The iPad makes for a personal, “easy to edit and enhance” writing experience. If they only have to edit the errors and not rewrite everything, reluctant writers will be more willing to experiment and extend their writing. If they have easily accessible dictionary/thesaurus and other word study apps at their fingertips, all with search functions, then they can compose and edit far more easily, without flicking through pages and pages looking for a word. Teach students to take their time. Teach them to review their writing as they write. On the iPad ( or any other word processing device ), if they take their time, edit as they go, respond to feedback on sections ( not entire texts) using any word processing app on the iPad (not going to list them here) the result will be more fluent, quality-driven writers.
Don’t bog them down with 19th/20th Century writing practices just because you’re more comfortable reading and correcting handwritten texts. I haven’t handwritten a text since I’ve had access to a computer. I’ve written over 30,000 words on blog posts in a month without putting pen to paper. And I’m not a super fast typist. The drawbacks of the iPad keyboard ( which I have used to compose about 90% of these blog posts) actually slows me down enough that I can just write and review without doing a stack of drafts.
The publishing stage
This is the easy part because this is traditionally what teachers have seen as the role of the computer, which the iPad is just the next version of. What I want to see happening is a variety of publishing media, beyond the old Word/Publisher/Powerpoint triad ( and not just because I’m anti-Microsoft!). Spielberg, Disney and Pixar haven’t published a novel between them but are probably the greatest story tellers of the last century. THere’s more to writing than the written word. Think beyond purely written text as publishing options.
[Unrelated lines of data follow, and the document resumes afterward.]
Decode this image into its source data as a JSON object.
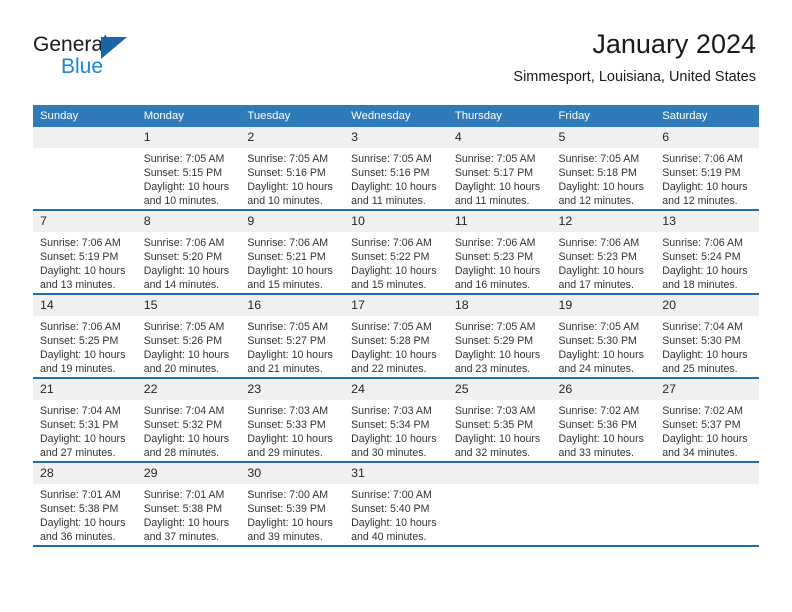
{
  "brand": {
    "word_one": "General",
    "word_two": "Blue",
    "triangle_color": "#1565a8",
    "blue_text_color": "#1c86d8"
  },
  "header": {
    "title": "January 2024",
    "subtitle": "Simmesport, Louisiana, United States"
  },
  "theme": {
    "header_row_bg": "#2f7ab9",
    "header_row_text": "#ffffff",
    "daynum_bg": "#f0f0f0",
    "week_separator": "#1e6daf"
  },
  "weekday_headers": [
    "Sunday",
    "Monday",
    "Tuesday",
    "Wednesday",
    "Thursday",
    "Friday",
    "Saturday"
  ],
  "calendar": {
    "month": "January",
    "year": "2024",
    "weeks": [
      [
        {
          "day": "",
          "sunrise": "",
          "sunset": "",
          "daylight_1": "",
          "daylight_2": ""
        },
        {
          "day": "1",
          "sunrise": "Sunrise: 7:05 AM",
          "sunset": "Sunset: 5:15 PM",
          "daylight_1": "Daylight: 10 hours",
          "daylight_2": "and 10 minutes."
        },
        {
          "day": "2",
          "sunrise": "Sunrise: 7:05 AM",
          "sunset": "Sunset: 5:16 PM",
          "daylight_1": "Daylight: 10 hours",
          "daylight_2": "and 10 minutes."
        },
        {
          "day": "3",
          "sunrise": "Sunrise: 7:05 AM",
          "sunset": "Sunset: 5:16 PM",
          "daylight_1": "Daylight: 10 hours",
          "daylight_2": "and 11 minutes."
        },
        {
          "day": "4",
          "sunrise": "Sunrise: 7:05 AM",
          "sunset": "Sunset: 5:17 PM",
          "daylight_1": "Daylight: 10 hours",
          "daylight_2": "and 11 minutes."
        },
        {
          "day": "5",
          "sunrise": "Sunrise: 7:05 AM",
          "sunset": "Sunset: 5:18 PM",
          "daylight_1": "Daylight: 10 hours",
          "daylight_2": "and 12 minutes."
        },
        {
          "day": "6",
          "sunrise": "Sunrise: 7:06 AM",
          "sunset": "Sunset: 5:19 PM",
          "daylight_1": "Daylight: 10 hours",
          "daylight_2": "and 12 minutes."
        }
      ],
      [
        {
          "day": "7",
          "sunrise": "Sunrise: 7:06 AM",
          "sunset": "Sunset: 5:19 PM",
          "daylight_1": "Daylight: 10 hours",
          "daylight_2": "and 13 minutes."
        },
        {
          "day": "8",
          "sunrise": "Sunrise: 7:06 AM",
          "sunset": "Sunset: 5:20 PM",
          "daylight_1": "Daylight: 10 hours",
          "daylight_2": "and 14 minutes."
        },
        {
          "day": "9",
          "sunrise": "Sunrise: 7:06 AM",
          "sunset": "Sunset: 5:21 PM",
          "daylight_1": "Daylight: 10 hours",
          "daylight_2": "and 15 minutes."
        },
        {
          "day": "10",
          "sunrise": "Sunrise: 7:06 AM",
          "sunset": "Sunset: 5:22 PM",
          "daylight_1": "Daylight: 10 hours",
          "daylight_2": "and 15 minutes."
        },
        {
          "day": "11",
          "sunrise": "Sunrise: 7:06 AM",
          "sunset": "Sunset: 5:23 PM",
          "daylight_1": "Daylight: 10 hours",
          "daylight_2": "and 16 minutes."
        },
        {
          "day": "12",
          "sunrise": "Sunrise: 7:06 AM",
          "sunset": "Sunset: 5:23 PM",
          "daylight_1": "Daylight: 10 hours",
          "daylight_2": "and 17 minutes."
        },
        {
          "day": "13",
          "sunrise": "Sunrise: 7:06 AM",
          "sunset": "Sunset: 5:24 PM",
          "daylight_1": "Daylight: 10 hours",
          "daylight_2": "and 18 minutes."
        }
      ],
      [
        {
          "day": "14",
          "sunrise": "Sunrise: 7:06 AM",
          "sunset": "Sunset: 5:25 PM",
          "daylight_1": "Daylight: 10 hours",
          "daylight_2": "and 19 minutes."
        },
        {
          "day": "15",
          "sunrise": "Sunrise: 7:05 AM",
          "sunset": "Sunset: 5:26 PM",
          "daylight_1": "Daylight: 10 hours",
          "daylight_2": "and 20 minutes."
        },
        {
          "day": "16",
          "sunrise": "Sunrise: 7:05 AM",
          "sunset": "Sunset: 5:27 PM",
          "daylight_1": "Daylight: 10 hours",
          "daylight_2": "and 21 minutes."
        },
        {
          "day": "17",
          "sunrise": "Sunrise: 7:05 AM",
          "sunset": "Sunset: 5:28 PM",
          "daylight_1": "Daylight: 10 hours",
          "daylight_2": "and 22 minutes."
        },
        {
          "day": "18",
          "sunrise": "Sunrise: 7:05 AM",
          "sunset": "Sunset: 5:29 PM",
          "daylight_1": "Daylight: 10 hours",
          "daylight_2": "and 23 minutes."
        },
        {
          "day": "19",
          "sunrise": "Sunrise: 7:05 AM",
          "sunset": "Sunset: 5:30 PM",
          "daylight_1": "Daylight: 10 hours",
          "daylight_2": "and 24 minutes."
        },
        {
          "day": "20",
          "sunrise": "Sunrise: 7:04 AM",
          "sunset": "Sunset: 5:30 PM",
          "daylight_1": "Daylight: 10 hours",
          "daylight_2": "and 25 minutes."
        }
      ],
      [
        {
          "day": "21",
          "sunrise": "Sunrise: 7:04 AM",
          "sunset": "Sunset: 5:31 PM",
          "daylight_1": "Daylight: 10 hours",
          "daylight_2": "and 27 minutes."
        },
        {
          "day": "22",
          "sunrise": "Sunrise: 7:04 AM",
          "sunset": "Sunset: 5:32 PM",
          "daylight_1": "Daylight: 10 hours",
          "daylight_2": "and 28 minutes."
        },
        {
          "day": "23",
          "sunrise": "Sunrise: 7:03 AM",
          "sunset": "Sunset: 5:33 PM",
          "daylight_1": "Daylight: 10 hours",
          "daylight_2": "and 29 minutes."
        },
        {
          "day": "24",
          "sunrise": "Sunrise: 7:03 AM",
          "sunset": "Sunset: 5:34 PM",
          "daylight_1": "Daylight: 10 hours",
          "daylight_2": "and 30 minutes."
        },
        {
          "day": "25",
          "sunrise": "Sunrise: 7:03 AM",
          "sunset": "Sunset: 5:35 PM",
          "daylight_1": "Daylight: 10 hours",
          "daylight_2": "and 32 minutes."
        },
        {
          "day": "26",
          "sunrise": "Sunrise: 7:02 AM",
          "sunset": "Sunset: 5:36 PM",
          "daylight_1": "Daylight: 10 hours",
          "daylight_2": "and 33 minutes."
        },
        {
          "day": "27",
          "sunrise": "Sunrise: 7:02 AM",
          "sunset": "Sunset: 5:37 PM",
          "daylight_1": "Daylight: 10 hours",
          "daylight_2": "and 34 minutes."
        }
      ],
      [
        {
          "day": "28",
          "sunrise": "Sunrise: 7:01 AM",
          "sunset": "Sunset: 5:38 PM",
          "daylight_1": "Daylight: 10 hours",
          "daylight_2": "and 36 minutes."
        },
        {
          "day": "29",
          "sunrise": "Sunrise: 7:01 AM",
          "sunset": "Sunset: 5:38 PM",
          "daylight_1": "Daylight: 10 hours",
          "daylight_2": "and 37 minutes."
        },
        {
          "day": "30",
          "sunrise": "Sunrise: 7:00 AM",
          "sunset": "Sunset: 5:39 PM",
          "daylight_1": "Daylight: 10 hours",
          "daylight_2": "and 39 minutes."
        },
        {
          "day": "31",
          "sunrise": "Sunrise: 7:00 AM",
          "sunset": "Sunset: 5:40 PM",
          "daylight_1": "Daylight: 10 hours",
          "daylight_2": "and 40 minutes."
        },
        {
          "day": "",
          "sunrise": "",
          "sunset": "",
          "daylight_1": "",
          "daylight_2": ""
        },
        {
          "day": "",
          "sunrise": "",
          "sunset": "",
          "daylight_1": "",
          "daylight_2": ""
        },
        {
          "day": "",
          "sunrise": "",
          "sunset": "",
          "daylight_1": "",
          "daylight_2": ""
        }
      ]
    ]
  }
}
- Movies and video slideshows created with iMovie,Animoto, Vimeo, or posted to YouTube
- graphic novels made with Comic Life or Strip Designer,
- Animated stories created with Toontastic , PuppetPals, SockPuppets
- ebooks using Creative Book Builder, Book Creator for iPad, Composer
- photo stories designed in Blurb Mobile, ScrapPad, SonicPics, VoiceThread
- and of course traditional publishing apps like Pages, Keynote and Office Compatible apps like Office2 HD and QuickOffice
Many of these apps also provide opportunities for increasing audience for writers as well, with their integration with online services. This is another incentive for increasing writing quality and desire.
Of course, all of this is pointless if we don’t have teaching and learning strategies in place. The apps don’t create the text. But they do make teaching writing and writing itself a better experience. Naturally, this all just my opinion. I have no Masters in Literacy as an authoritative stamp on this post. I have taught writing, though, for 25 years and written songs, stories, information texts, Maths programs and opinion pieces over that time. From experience, computers have made me a better writer. The iPad can take me to another level. As teachers of writing, we have to move into the new millenium. What do you think?